- [Collected data]
/---

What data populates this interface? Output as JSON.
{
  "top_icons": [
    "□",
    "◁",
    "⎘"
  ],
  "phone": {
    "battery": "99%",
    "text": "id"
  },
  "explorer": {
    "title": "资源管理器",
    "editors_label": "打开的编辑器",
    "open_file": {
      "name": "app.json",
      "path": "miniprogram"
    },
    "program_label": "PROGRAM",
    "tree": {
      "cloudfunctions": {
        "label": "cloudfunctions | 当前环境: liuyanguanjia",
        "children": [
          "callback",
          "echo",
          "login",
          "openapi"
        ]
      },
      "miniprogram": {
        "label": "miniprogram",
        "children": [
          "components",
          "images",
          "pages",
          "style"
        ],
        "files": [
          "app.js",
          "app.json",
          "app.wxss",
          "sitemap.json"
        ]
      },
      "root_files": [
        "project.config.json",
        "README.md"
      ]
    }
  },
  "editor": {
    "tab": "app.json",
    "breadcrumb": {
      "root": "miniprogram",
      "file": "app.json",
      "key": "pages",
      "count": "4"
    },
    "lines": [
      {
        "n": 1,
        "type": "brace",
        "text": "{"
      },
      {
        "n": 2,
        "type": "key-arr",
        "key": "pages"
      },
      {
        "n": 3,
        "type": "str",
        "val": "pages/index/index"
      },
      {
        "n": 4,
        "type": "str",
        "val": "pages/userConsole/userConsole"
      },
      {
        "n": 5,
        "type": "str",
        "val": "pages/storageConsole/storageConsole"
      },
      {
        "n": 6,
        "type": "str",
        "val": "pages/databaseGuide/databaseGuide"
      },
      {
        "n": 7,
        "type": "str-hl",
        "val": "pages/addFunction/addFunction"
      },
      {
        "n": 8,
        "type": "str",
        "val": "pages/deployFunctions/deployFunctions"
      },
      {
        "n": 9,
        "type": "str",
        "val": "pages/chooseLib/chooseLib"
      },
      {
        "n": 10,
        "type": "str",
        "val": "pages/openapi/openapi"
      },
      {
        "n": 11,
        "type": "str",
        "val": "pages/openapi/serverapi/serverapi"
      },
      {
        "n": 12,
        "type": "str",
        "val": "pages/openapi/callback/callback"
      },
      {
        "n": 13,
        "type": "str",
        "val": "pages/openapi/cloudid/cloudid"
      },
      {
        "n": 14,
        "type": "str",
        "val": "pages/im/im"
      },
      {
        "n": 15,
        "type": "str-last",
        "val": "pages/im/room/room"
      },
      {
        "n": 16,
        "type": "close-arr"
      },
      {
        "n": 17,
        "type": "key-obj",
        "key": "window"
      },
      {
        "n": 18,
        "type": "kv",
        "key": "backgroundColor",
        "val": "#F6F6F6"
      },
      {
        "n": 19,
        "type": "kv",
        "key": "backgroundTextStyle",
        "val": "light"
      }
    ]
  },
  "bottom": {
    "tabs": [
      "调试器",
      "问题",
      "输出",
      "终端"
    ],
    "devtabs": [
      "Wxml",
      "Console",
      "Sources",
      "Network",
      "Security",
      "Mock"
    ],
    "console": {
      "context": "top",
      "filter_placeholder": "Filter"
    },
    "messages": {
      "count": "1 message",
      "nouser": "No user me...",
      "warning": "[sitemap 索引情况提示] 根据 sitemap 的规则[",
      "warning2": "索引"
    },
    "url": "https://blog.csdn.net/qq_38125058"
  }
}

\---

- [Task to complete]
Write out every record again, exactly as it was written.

- [Answer]
What data populates this interface? Output as JSON.
{
  "top_icons": [
    "□",
    "◁",
    "⎘"
  ],
  "phone": {
    "battery": "99%",
    "text": "id"
  },
  "explorer": {
    "title": "资源管理器",
    "editors_label": "打开的编辑器",
    "open_file": {
      "name": "app.json",
      "path": "miniprogram"
    },
    "program_label": "PROGRAM",
    "tree": {
      "cloudfunctions": {
        "label": "cloudfunctions | 当前环境: liuyanguanjia",
        "children": [
          "callback",
          "echo",
          "login",
          "openapi"
        ]
      },
      "miniprogram": {
        "label": "miniprogram",
        "children": [
          "components",
          "images",
          "pages",
          "style"
        ],
        "files": [
          "app.js",
          "app.json",
          "app.wxss",
          "sitemap.json"
        ]
      },
      "root_files": [
        "project.config.json",
        "README.md"
      ]
    }
  },
  "editor": {
    "tab": "app.json",
    "breadcrumb": {
      "root": "miniprogram",
      "file": "app.json",
      "key": "pages",
      "count": "4"
    },
    "lines": [
      {
        "n": 1,
        "type": "brace",
        "text": "{"
      },
      {
        "n": 2,
        "type": "key-arr",
        "key": "pages"
      },
      {
        "n": 3,
        "type": "str",
        "val": "pages/index/index"
      },
      {
        "n": 4,
        "type": "str",
        "val": "pages/userConsole/userConsole"
      },
      {
        "n": 5,
        "type": "str",
        "val": "pages/storageConsole/storageConsole"
      },
      {
        "n": 6,
        "type": "str",
        "val": "pages/databaseGuide/databaseGuide"
      },
      {
        "n": 7,
        "type": "str-hl",
        "val": "pages/addFunction/addFunction"
      },
      {
        "n": 8,
        "type": "str",
        "val": "pages/deployFunctions/deployFunctions"
      },
      {
        "n": 9,
        "type": "str",
        "val": "pages/chooseLib/chooseLib"
      },
      {
        "n": 10,
        "type": "str",
        "val": "pages/openapi/openapi"
      },
      {
        "n": 11,
        "type": "str",
        "val": "pages/openapi/serverapi/serverapi"
      },
      {
        "n": 12,
        "type": "str",
        "val": "pages/openapi/callback/callback"
      },
      {
        "n": 13,
        "type": "str",
        "val": "pages/openapi/cloudid/cloudid"
      },
      {
        "n": 14,
        "type": "str",
        "val": "pages/im/im"
      },
      {
        "n": 15,
        "type": "str-last",
        "val": "pages/im/room/room"
      },
      {
        "n": 16,
        "type": "close-arr"
      },
      {
        "n": 17,
        "type": "key-obj",
        "key": "window"
      },
      {
        "n": 18,
        "type": "kv",
        "key": "backgroundColor",
        "val": "#F6F6F6"
      },
      {
        "n": 19,
        "type": "kv",
        "key": "backgroundTextStyle",
        "val": "light"
      }
    ]
  },
  "bottom": {
    "tabs": [
      "调试器",
      "问题",
      "输出",
      "终端"
    ],
    "devtabs": [
      "Wxml",
      "Console",
      "Sources",
      "Network",
      "Security",
      "Mock"
    ],
    "console": {
      "context": "top",
      "filter_placeholder": "Filter"
    },
    "messages": {
      "count": "1 message",
      "nouser": "No user me...",
      "warning": "[sitemap 索引情况提示] 根据 sitemap 的规则[",
      "warning2": "索引"
    },
    "url": "https://blog.csdn.net/qq_38125058"
  }
}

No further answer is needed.